Whodunnit? Standard DNA analysis can pin down a guilty criminal, but it can be tough if the suspects are identical twins, who share the same genetic code.
Around the world there have been several cases in which police have been unable to prosecute a suspect because he or she is an identical twin
KARACHI: The first-ever deoxyribonucleic acid (DNA) laboratory in Sindh is set to be inaugurated on Thursday by Chief Minister Syed Qaim Ali Shah and the lab will help the provincial police and health authorities get the DNA tests done especially during emergency situations, officials said on Wednesday.
Collecting forensic evidence from a rape victim takes two to six hours at a time when most of us would want nothing more than a hot shower and to crawl under our own covers.
The payoff is that the evidence, especially DNA, can not only confirm a suspect’s identity or that a sexual assault occurred but also solve other crimes — if it’s ever tested by a laboratory.
Boston Medical Center (BMC) pathologists have developed a set of protocols for processing and preserving forensic evidence, such as shrapnel, bullets and other projectiles, in surgical specimens (i.e. amputated limbs, injured organs, etc.) after a terrorist attack based on lessons learned from the Boston Marathon bombing. Their findings are published online in advance of print in the Archives of Pathology and Laboratory Medicine.
Forensic geologist Lorna Dawson has pioneered methods to help convict criminals using the dirt from their shoes.
From NIST Tech Beat: April 20, 2015
All states should have laws ensuring that criminal justice systems properly handle, store and retain forensic biological evidence, according to a new report* from the National Institute of Standards and Technology (NIST). NIST’s guide, Biological Evidence Preservation: Considerations for Policy Makers, encourages legislators, judges, law enforcement officials, crime laboratory managers and other policy makers to implement or update laws that support best practices in this critical area.

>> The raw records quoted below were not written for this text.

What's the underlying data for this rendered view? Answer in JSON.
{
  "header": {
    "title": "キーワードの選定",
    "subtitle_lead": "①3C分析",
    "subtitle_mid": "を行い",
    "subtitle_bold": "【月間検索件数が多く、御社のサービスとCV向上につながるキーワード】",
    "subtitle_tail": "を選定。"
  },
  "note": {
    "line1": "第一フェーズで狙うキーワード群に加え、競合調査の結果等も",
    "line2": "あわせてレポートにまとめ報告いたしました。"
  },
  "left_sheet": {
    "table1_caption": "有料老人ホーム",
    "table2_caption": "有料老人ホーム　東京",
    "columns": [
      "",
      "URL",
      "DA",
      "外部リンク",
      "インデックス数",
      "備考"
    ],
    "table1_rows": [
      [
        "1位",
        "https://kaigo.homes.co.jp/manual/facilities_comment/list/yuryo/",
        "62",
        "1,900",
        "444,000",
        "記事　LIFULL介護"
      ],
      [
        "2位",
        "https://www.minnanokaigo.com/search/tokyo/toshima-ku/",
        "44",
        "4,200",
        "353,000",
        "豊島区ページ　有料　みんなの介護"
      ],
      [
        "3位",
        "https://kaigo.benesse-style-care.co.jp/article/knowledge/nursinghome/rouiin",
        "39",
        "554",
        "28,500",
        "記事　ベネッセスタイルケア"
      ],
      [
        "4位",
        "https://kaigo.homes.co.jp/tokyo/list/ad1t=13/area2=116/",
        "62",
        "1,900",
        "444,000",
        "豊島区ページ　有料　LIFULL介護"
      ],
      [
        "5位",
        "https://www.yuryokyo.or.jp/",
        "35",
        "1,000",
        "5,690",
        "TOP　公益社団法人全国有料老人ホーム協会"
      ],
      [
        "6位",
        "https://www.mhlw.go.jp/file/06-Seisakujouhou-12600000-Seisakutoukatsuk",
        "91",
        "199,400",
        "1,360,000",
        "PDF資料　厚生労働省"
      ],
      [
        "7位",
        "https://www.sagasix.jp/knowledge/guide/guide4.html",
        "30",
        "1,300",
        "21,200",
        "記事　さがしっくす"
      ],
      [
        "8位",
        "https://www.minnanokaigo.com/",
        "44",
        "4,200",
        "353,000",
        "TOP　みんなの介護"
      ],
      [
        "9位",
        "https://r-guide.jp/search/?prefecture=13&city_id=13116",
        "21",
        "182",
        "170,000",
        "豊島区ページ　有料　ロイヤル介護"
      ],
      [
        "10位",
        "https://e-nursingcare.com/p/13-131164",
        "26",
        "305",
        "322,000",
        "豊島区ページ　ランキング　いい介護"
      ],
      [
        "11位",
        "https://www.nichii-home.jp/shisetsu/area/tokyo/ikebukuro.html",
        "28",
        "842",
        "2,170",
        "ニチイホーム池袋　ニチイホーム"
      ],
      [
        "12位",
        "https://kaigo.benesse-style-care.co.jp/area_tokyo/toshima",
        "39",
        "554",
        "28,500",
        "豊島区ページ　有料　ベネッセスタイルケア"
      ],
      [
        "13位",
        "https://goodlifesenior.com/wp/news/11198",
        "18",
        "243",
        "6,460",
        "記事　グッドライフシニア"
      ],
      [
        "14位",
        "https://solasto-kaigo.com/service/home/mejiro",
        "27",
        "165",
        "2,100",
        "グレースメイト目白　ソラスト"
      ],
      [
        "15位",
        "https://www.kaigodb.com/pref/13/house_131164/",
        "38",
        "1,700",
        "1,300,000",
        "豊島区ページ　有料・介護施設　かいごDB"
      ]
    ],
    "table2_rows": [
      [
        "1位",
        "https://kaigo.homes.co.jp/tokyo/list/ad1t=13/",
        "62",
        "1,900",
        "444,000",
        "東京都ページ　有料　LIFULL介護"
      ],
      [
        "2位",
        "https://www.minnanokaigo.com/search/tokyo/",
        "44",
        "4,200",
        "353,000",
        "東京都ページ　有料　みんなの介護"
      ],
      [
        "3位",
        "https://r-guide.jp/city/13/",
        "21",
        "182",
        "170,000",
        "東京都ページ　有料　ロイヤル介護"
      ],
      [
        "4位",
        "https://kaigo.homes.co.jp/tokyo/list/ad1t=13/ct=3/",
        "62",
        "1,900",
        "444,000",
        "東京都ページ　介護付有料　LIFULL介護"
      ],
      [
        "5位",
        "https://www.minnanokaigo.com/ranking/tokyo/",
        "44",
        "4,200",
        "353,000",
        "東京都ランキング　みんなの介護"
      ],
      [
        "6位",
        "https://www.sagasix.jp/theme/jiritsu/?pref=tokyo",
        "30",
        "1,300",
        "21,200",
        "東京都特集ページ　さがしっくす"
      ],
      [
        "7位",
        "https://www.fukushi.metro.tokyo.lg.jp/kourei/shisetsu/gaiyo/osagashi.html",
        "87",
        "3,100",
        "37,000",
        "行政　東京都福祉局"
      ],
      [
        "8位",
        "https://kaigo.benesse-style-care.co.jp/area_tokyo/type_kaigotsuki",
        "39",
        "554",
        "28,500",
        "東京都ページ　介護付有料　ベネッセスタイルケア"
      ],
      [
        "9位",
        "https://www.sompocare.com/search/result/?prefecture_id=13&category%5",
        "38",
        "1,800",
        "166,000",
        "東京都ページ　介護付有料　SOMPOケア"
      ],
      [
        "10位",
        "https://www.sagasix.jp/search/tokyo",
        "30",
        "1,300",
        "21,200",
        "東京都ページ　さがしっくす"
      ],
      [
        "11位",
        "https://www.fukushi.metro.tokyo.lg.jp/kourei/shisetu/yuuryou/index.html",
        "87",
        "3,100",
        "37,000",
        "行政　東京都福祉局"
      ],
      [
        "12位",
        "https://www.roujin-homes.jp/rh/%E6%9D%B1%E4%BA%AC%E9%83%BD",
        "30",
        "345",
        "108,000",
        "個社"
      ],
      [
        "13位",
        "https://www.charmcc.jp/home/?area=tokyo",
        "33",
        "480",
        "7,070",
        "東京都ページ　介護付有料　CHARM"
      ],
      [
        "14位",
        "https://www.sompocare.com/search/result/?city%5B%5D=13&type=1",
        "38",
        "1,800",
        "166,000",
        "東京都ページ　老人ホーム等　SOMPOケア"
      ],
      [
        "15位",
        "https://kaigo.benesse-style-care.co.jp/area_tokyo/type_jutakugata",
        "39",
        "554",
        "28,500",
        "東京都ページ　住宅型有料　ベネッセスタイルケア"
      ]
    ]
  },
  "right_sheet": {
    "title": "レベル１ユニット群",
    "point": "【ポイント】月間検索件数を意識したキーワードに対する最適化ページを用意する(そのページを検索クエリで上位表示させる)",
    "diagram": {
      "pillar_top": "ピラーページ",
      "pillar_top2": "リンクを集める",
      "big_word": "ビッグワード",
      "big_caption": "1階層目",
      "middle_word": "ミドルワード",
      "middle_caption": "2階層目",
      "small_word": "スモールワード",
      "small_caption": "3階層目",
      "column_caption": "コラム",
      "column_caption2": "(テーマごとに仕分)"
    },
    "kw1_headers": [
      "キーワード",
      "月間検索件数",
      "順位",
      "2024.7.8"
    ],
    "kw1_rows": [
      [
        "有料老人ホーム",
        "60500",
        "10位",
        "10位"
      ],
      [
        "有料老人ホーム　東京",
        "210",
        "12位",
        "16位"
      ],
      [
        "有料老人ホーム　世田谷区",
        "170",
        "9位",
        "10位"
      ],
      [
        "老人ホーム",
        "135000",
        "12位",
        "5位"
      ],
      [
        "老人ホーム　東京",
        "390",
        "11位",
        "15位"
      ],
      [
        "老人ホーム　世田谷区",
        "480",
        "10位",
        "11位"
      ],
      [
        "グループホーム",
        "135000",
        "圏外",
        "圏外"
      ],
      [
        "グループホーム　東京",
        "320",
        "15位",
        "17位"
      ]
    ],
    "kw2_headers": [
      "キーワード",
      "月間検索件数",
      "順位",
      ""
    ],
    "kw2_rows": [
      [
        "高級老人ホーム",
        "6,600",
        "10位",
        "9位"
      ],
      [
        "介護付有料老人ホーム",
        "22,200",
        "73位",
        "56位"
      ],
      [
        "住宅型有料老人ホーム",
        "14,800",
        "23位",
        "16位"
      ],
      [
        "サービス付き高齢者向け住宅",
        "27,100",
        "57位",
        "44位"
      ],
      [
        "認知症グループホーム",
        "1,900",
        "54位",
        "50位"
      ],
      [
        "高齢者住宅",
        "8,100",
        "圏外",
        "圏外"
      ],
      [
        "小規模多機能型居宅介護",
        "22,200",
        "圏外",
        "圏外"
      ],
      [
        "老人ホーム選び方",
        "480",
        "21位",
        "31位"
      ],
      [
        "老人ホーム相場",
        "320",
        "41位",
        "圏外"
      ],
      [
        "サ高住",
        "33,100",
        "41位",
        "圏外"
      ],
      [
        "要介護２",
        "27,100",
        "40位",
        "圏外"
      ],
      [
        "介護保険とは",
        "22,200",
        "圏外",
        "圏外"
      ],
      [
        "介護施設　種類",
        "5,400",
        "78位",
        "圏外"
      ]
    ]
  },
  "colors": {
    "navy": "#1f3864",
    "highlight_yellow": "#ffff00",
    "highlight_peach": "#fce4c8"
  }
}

Setting up two new DNA testing centres in Nagpur and Pune has reduced the overall pendency of forensic cases in the state from around 75,000 in 2013 to 37,000 in 2014 to 19,774 till February 2015.
New York- Scientists have come up with a computer model indicating where a dust sample came from within the U.S. This is based on the DNA of fungi found in the sample.
The Justice Department and FBI have formally acknowledged that nearly every examiner in an elite FBI forensic unit gave flawed testimony in almost all trials in which they offered evidence against criminal defendants over more than a two-decade period before 2000.
The roles of the DNA analysts at the Greenville lab are not as glamorous as the fictional characters seen on television, but the analysts do aid Upstate law enforcement agencies in solving crimes.
Call them the dust busters: Scientists are now able to take a sample of dust, sequence the DNA of its fungi and microbes and figure out where it came from, according to new research published in the journal PLOS ONE. The application might prove useful in solving crimes.
MARIETTA, Ga. (AP) — Cobb County prosecutors say a man who was linked to a $1.6 million jewelry store burglary because of DNA found on a plastic spoon has been sentenced to prison.
Archaeologists in India say they have unearthed four human skeletons dating back to the oldest civilisation in the subcontinent.
The ancient Harappan civilisation dates back around 4,000 years and was first discovered at Mohenjo Daro in what is now Pakistan in the 1920s.
The U.S. military has revealed that it intends to exhume the remains of unknown Pearl Harbor heroes for DNA identification.
Officials announced on Tuesday plans to identify the remains of nearly 388 marines and sailors who were killed in the attack on Pearl Harbor by the Japanese in 1941. These unidentified individuals from the USS Oklahoma were buried as unknowns after the World War II.
FRANKFORT, Ky. – The state auditor’s office is sending surveys this week to more than 400 local law enforcement agencies to determine exactly how many sexual assault kits have never been forwarded to Kentucky State Police labs for DNA testing.